MIR: There are reports that some members of JUI-F have, in fact, directly supported the Taliban's campaign against the Islamic State across the borders.

PFEIFFER: I spoke with Mir earlier today, and he said Pakistan's growing violence and instability are linked to the Taliban's takeover of Afghanistan in 2021.

MIR: I think before the Taliban's takeover of Afghanistan in August 2021, relative peace and calm had been restored to Pakistan. There was much less insecurity in the country. But we've seen a steady rise since the Taliban's takeover. Anti-Pakistan militants have found haven in Afghanistan, and they have been carrying out cross-border attacks. This attack, however, has been carried out by a group that the Taliban seek to fight - Islamic State Khorasan Province, which has claimed this attack. Look. These groups are trying to carve out space for themselves. So put simply, competition among militants is also contributing to this escalation that we see.
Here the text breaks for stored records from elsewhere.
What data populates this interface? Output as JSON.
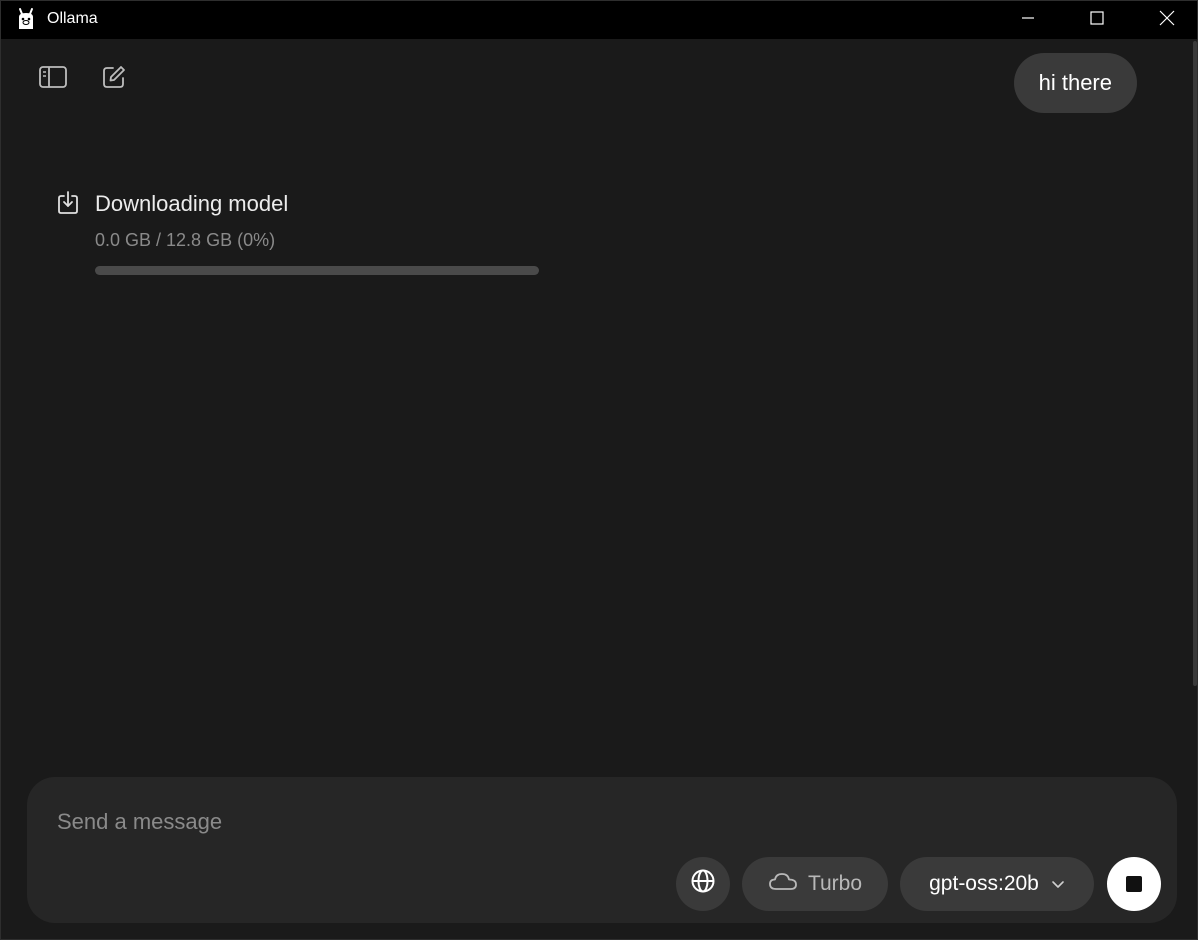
{
  "window": {
    "title": "Ollama",
    "icons": {
      "app": "ollama-llama-icon",
      "minimize": "minimize-icon",
      "maximize": "maximize-icon",
      "close": "close-icon"
    }
  },
  "toolbar": {
    "sidebar_icon": "sidebar-toggle-icon",
    "new_chat_icon": "new-chat-icon"
  },
  "chat": {
    "user_message": "hi there"
  },
  "download": {
    "icon": "download-icon",
    "title": "Downloading model",
    "status": "0.0 GB / 12.8 GB (0%)",
    "progress_percent": 0
  },
  "composer": {
    "placeholder": "Send a message",
    "value": "",
    "web_search_icon": "globe-icon",
    "turbo_label": "Turbo",
    "turbo_icon": "cloud-icon",
    "model_label": "gpt-oss:20b",
    "model_icon": "chevron-down-icon",
    "stop_icon": "stop-icon"
  },
  "colors": {
    "background": "#1a1a1a",
    "titlebar": "#000000",
    "bubble": "#3a3a3a",
    "composer": "#262626",
    "muted_text": "#8a8a8a"
  }
}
PFEIFFER: And it is a sad, terrible example of how one country being destabilized can destabilize other countries around it.

MIR: Right. That was a concern in the lead-up to the Taliban's takeover and the U.S. withdrawal from the region. And what we're seeing is that the first country to be affected by the insecurity that is sort of emanating from Taliban's Afghanistan is, in fact, Pakistan.
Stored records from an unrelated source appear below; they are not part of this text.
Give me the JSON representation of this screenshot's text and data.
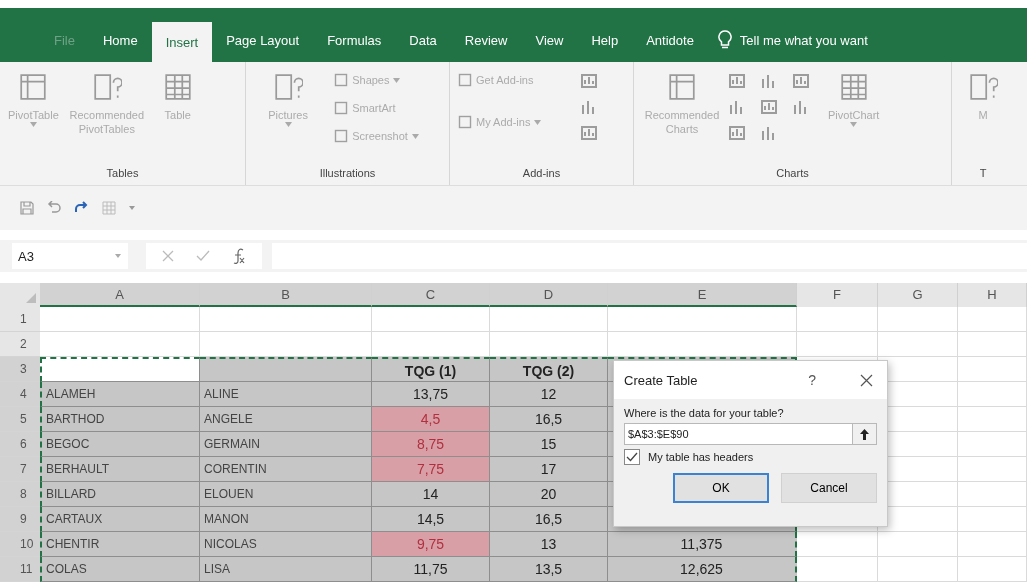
{
  "tabs": [
    {
      "label": "File",
      "selected": false,
      "disabled": true
    },
    {
      "label": "Home",
      "selected": false,
      "disabled": false
    },
    {
      "label": "Insert",
      "selected": true,
      "disabled": false
    },
    {
      "label": "Page Layout",
      "selected": false,
      "disabled": false
    },
    {
      "label": "Formulas",
      "selected": false,
      "disabled": false
    },
    {
      "label": "Data",
      "selected": false,
      "disabled": false
    },
    {
      "label": "Review",
      "selected": false,
      "disabled": false
    },
    {
      "label": "View",
      "selected": false,
      "disabled": false
    },
    {
      "label": "Help",
      "selected": false,
      "disabled": false
    },
    {
      "label": "Antidote",
      "selected": false,
      "disabled": false
    }
  ],
  "tell_me": "Tell me what you want",
  "ribbon": {
    "disabled": true,
    "groups": [
      {
        "label": "Tables",
        "items": [
          {
            "kind": "large",
            "label": "PivotTable",
            "dropdown": true
          },
          {
            "kind": "large",
            "label": "Recommended PivotTables",
            "dropdown": false
          },
          {
            "kind": "large",
            "label": "Table",
            "dropdown": false
          }
        ]
      },
      {
        "label": "Illustrations",
        "items": [
          {
            "kind": "large",
            "label": "Pictures",
            "dropdown": true
          },
          {
            "kind": "small",
            "label": "Shapes",
            "dropdown": true
          },
          {
            "kind": "small",
            "label": "SmartArt",
            "dropdown": false
          },
          {
            "kind": "small",
            "label": "Screenshot",
            "dropdown": true
          }
        ]
      },
      {
        "label": "Add-ins",
        "items": [
          {
            "kind": "small",
            "label": "Get Add-ins",
            "dropdown": false
          },
          {
            "kind": "small",
            "label": "My Add-ins",
            "dropdown": true
          },
          {
            "kind": "icons"
          }
        ]
      },
      {
        "label": "Charts",
        "items": [
          {
            "kind": "large",
            "label": "Recommended Charts",
            "dropdown": false
          },
          {
            "kind": "icons"
          },
          {
            "kind": "large",
            "label": "PivotChart",
            "dropdown": true
          }
        ]
      },
      {
        "label": "T",
        "items": [
          {
            "kind": "large",
            "label": "M",
            "dropdown": false
          }
        ]
      }
    ]
  },
  "name_box": "A3",
  "columns": [
    "A",
    "B",
    "C",
    "D",
    "E",
    "F",
    "G",
    "H"
  ],
  "rows": [
    {
      "number": "1",
      "kind": "empty",
      "cells": []
    },
    {
      "number": "2",
      "kind": "empty",
      "cells": []
    },
    {
      "number": "3",
      "kind": "header",
      "cells": [
        {
          "flagged": false
        },
        {
          "flagged": false
        },
        {
          "text": "TQG (1)",
          "flagged": false
        },
        {
          "text": "TQG (2)",
          "flagged": false
        }
      ]
    },
    {
      "number": "4",
      "kind": "data",
      "cells": [
        {
          "text": "ALAMEH",
          "flagged": false
        },
        {
          "text": "ALINE",
          "flagged": false
        },
        {
          "text": "13,75",
          "flagged": false
        },
        {
          "text": "12",
          "flagged": false
        }
      ]
    },
    {
      "number": "5",
      "kind": "data",
      "cells": [
        {
          "text": "BARTHOD",
          "flagged": false
        },
        {
          "text": "ANGELE",
          "flagged": false
        },
        {
          "text": "4,5",
          "flagged": true
        },
        {
          "text": "16,5",
          "flagged": false
        }
      ]
    },
    {
      "number": "6",
      "kind": "data",
      "cells": [
        {
          "text": "BEGOC",
          "flagged": false
        },
        {
          "text": "GERMAIN",
          "flagged": false
        },
        {
          "text": "8,75",
          "flagged": true
        },
        {
          "text": "15",
          "flagged": false
        }
      ]
    },
    {
      "number": "7",
      "kind": "data",
      "cells": [
        {
          "text": "BERHAULT",
          "flagged": false
        },
        {
          "text": "CORENTIN",
          "flagged": false
        },
        {
          "text": "7,75",
          "flagged": true
        },
        {
          "text": "17",
          "flagged": false
        }
      ]
    },
    {
      "number": "8",
      "kind": "data",
      "cells": [
        {
          "text": "BILLARD",
          "flagged": false
        },
        {
          "text": "ELOUEN",
          "flagged": false
        },
        {
          "text": "14",
          "flagged": false
        },
        {
          "text": "20",
          "flagged": false
        }
      ]
    },
    {
      "number": "9",
      "kind": "data",
      "cells": [
        {
          "text": "CARTAUX",
          "flagged": false
        },
        {
          "text": "MANON",
          "flagged": false
        },
        {
          "text": "14,5",
          "flagged": false
        },
        {
          "text": "16,5",
          "flagged": false
        }
      ]
    },
    {
      "number": "10",
      "kind": "data",
      "cells": [
        {
          "text": "CHENTIR",
          "flagged": false
        },
        {
          "text": "NICOLAS",
          "flagged": false
        },
        {
          "text": "9,75",
          "flagged": true
        },
        {
          "text": "13",
          "flagged": false
        },
        {
          "text": "11,375",
          "flagged": false
        }
      ]
    },
    {
      "number": "11",
      "kind": "data",
      "cells": [
        {
          "text": "COLAS",
          "flagged": false
        },
        {
          "text": "LISA",
          "flagged": false
        },
        {
          "text": "11,75",
          "flagged": false
        },
        {
          "text": "13,5",
          "flagged": false
        },
        {
          "text": "12,625",
          "flagged": false
        }
      ]
    }
  ],
  "dialog": {
    "title": "Create Table",
    "help": "?",
    "prompt": "Where is the data for your table?",
    "range": "$A$3:$E$90",
    "headers_label": "My table has headers",
    "headers_checked": true,
    "buttons": [
      {
        "label": "OK",
        "default": true
      },
      {
        "label": "Cancel",
        "default": false
      }
    ]
  }
}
PFEIFFER: There is also an election in Pakistan this fall. Any possible connection between the election and the campaigns and the suicide bombing?

MIR: I think that's a possibility as well. JUI-F is one of the political parties, the religious political parties that have actively participated in elections. But in general, with the election season now looming in Pakistan, I'd say this attack - there a significant concerns that we might see more violence against political parties, not limited just to JUI-F.
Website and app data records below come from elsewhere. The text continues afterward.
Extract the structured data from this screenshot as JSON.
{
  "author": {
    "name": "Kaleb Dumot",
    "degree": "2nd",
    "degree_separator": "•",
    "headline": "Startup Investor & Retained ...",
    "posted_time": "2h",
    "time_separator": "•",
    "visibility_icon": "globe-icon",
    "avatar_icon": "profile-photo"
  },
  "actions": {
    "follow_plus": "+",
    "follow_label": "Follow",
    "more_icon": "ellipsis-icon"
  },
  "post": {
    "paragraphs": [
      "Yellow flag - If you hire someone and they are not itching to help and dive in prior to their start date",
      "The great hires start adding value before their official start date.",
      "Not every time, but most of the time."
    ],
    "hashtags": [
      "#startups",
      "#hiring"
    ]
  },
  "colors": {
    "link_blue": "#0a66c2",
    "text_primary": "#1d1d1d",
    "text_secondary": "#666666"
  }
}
PFEIFFER: How would you describe the overall political environment now in Pakistan? And then do you think that this bombing could have any impact on the political atmosphere?

MIR: So Pakistan has been reeling from multiple crises this past year. There's been a major economic problem. Pakistan has been teetering on the cusp of a financial default. It barely averted that by signing an agreement with the IMF. There have been political challenges. There's a lot of political polarization. And then, of course, this terrorism problem, which has been surging. So, you know, this attack increases the stakes of all of these crises because there is a concern that all these crises could come to fuse with one another and metastasize into something much bigger, more troubling, both for the country and its people, as well as for the broader region and the world.

PFEIFFER: Asfandyar Mir is with the United States Institute of Peace. Thank you very much.

MIR: Thanks for having me on. Transcript provided by NPR, Copyright NPR.

NPR transcripts are created on a rush deadline by an NPR contractor. This text may not be in its final form and may be updated or revised in the future. Accuracy and availability may vary. The authoritative record of NPR’s programming is the audio record.

Michael Levitt
Michael Levitt is a news assistant for All Things Considered who is based in Atlanta, Georgia. He graduated from UCLA with a B.A. in Political Science. Before coming to NPR, Levitt worked in the solar energy industry and for the National Endowment for Democracy in Washington, D.C. He has also travelled extensively in the Middle East and speaks Arabic.
Sacha Pfeiffer is a correspondent for NPR's Investigations team and an occasional guest host for some of NPR's national shows.